President Barack Obama’s decision not to make public the photographs of the body of Osama bin Laden can be seen as a genuinely cautious move; it reveals, however, the tendency toward little transparency that has characterized his administration.
Obama justifies his decision by implying that the images portraying the body of the al-Qaida leader with a bullet wound in his chest and another in his head could awaken anti-American sentiments, incite more violence or be considered a method of propaganda.
But censorship does not serve as balm for these ills. Many do not require seeing to believe; they are celebrating with champagne and beer in Times Square in New York City, behavior that prompted threats from terrorist groups such as al-Qaida, which want to avenge the killing and the festivities with more attacks against U.S. interests.
Others are skeptical by nature, and even if they saw the photos they would speculate and imagine conspiracies. An example is the Iranian administration, which in its propaganda hymn equally denies the documented Jewish holocaust and claims bin Laden died a long time ago, the victim of his failing health, despite confirmation of the Navy SEAL attack by survivors in the Abbottabad fortress.
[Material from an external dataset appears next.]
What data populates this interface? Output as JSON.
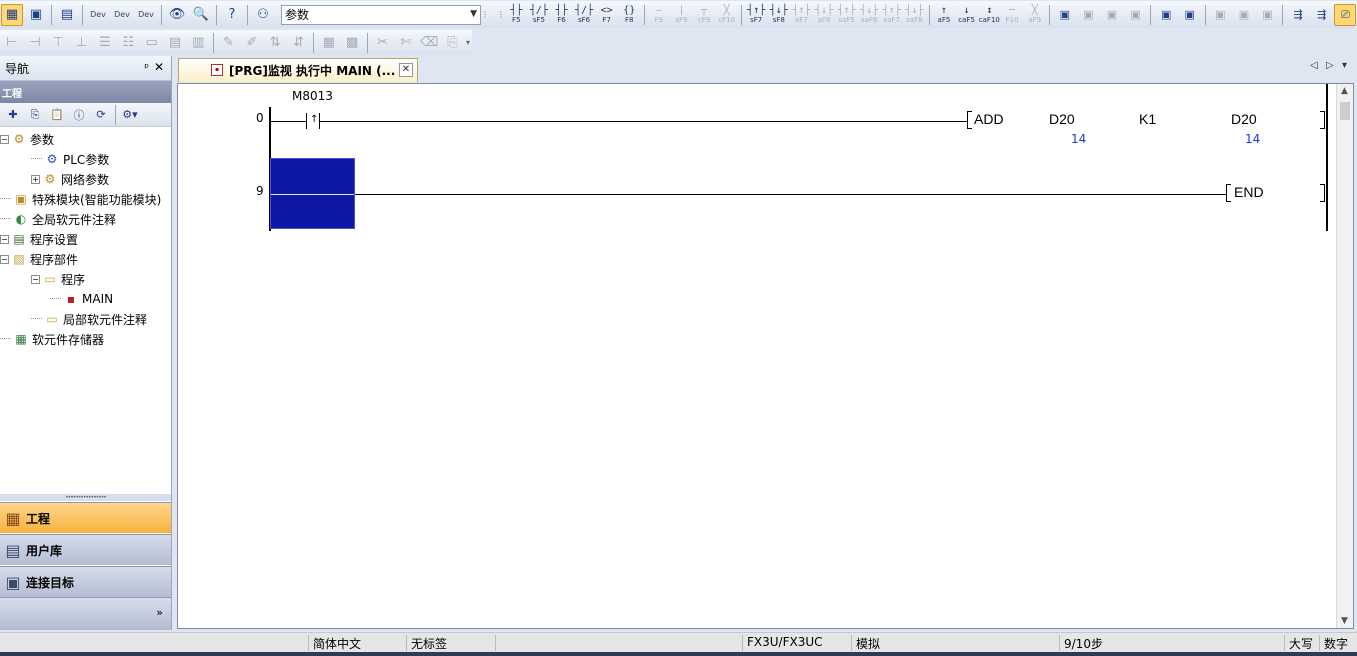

This isn't the first time Obama is targeted by controversy unleashed by images. A few days before Operation Geronimo, on national television, he held up a birth certificate, demonstrating that he is not a foreigner. And early in his mandate, he prevented at all costs the Justice Department from forcing the Pentagon to release photographs of U.S. guards torturing prisoners in Iraq and Afghanistan.
At that time, now and throughout the scandal that led to the leaking of documents about the war and the diplomatic cables through WikiLeaks, Obama and the military argued that divulging the material would jeopardize the safety of troops and encourage al-Qaida to recruit more terrorists, neither of which has happened nor has been demonstrated.
If authorities are allowed to decide what the public should or shouldn't see or know, there's a risk of feeding paternalistic attitudes that will only worsen with time, for government has a natural tendency to classify, censor and protect national security at the expense of freedom of expression.
So it is healthy that the Associated Press news agency has filed a request — relying on the Freedom of Information Act — for Obama to disclose the photographs. The images of the corpse and its burial in the Arabian Sea have intrinsic news and public interest value, given that this was the most dangerous person on the planet, pursued without success for a decade by the world's greatest power.
Ultimately, the decision not to disclose something morbid because of delicacy, delivering it in droplets instead, has an opposite and more sensational effect, considering that the collective imagination of the unknown fans more legends, martyrs and conjecture than could any set of scandalous photographs. And it was fanned by the detailed explanations of the legislators who this week had access to the photos; the video released without audio, showing bin Laden focused on improving his image and skills; and the content of his personal diary, which revealed his speculations on the impact of future attacks on Washington, Los Angeles and Chicago.
The most evocative picture of the May 1 operation was the one divulged by the White House on Sunday, in the belief that it would safely confirm the facts. It shows Obama, Hillary Clinton and the National Security staff stunned as they watched live images of the operation. To me, this is nothing less than the equivalent of watching fans celebrate a touchdown in a football game.
The Obama administration must walk its talk: It must be more transparent. This self-inflicted ethical disquisition exceeds its mandate and degrades public confidence. Its obligation is to be open and to conform to the truth, whether it hurts or is indecent.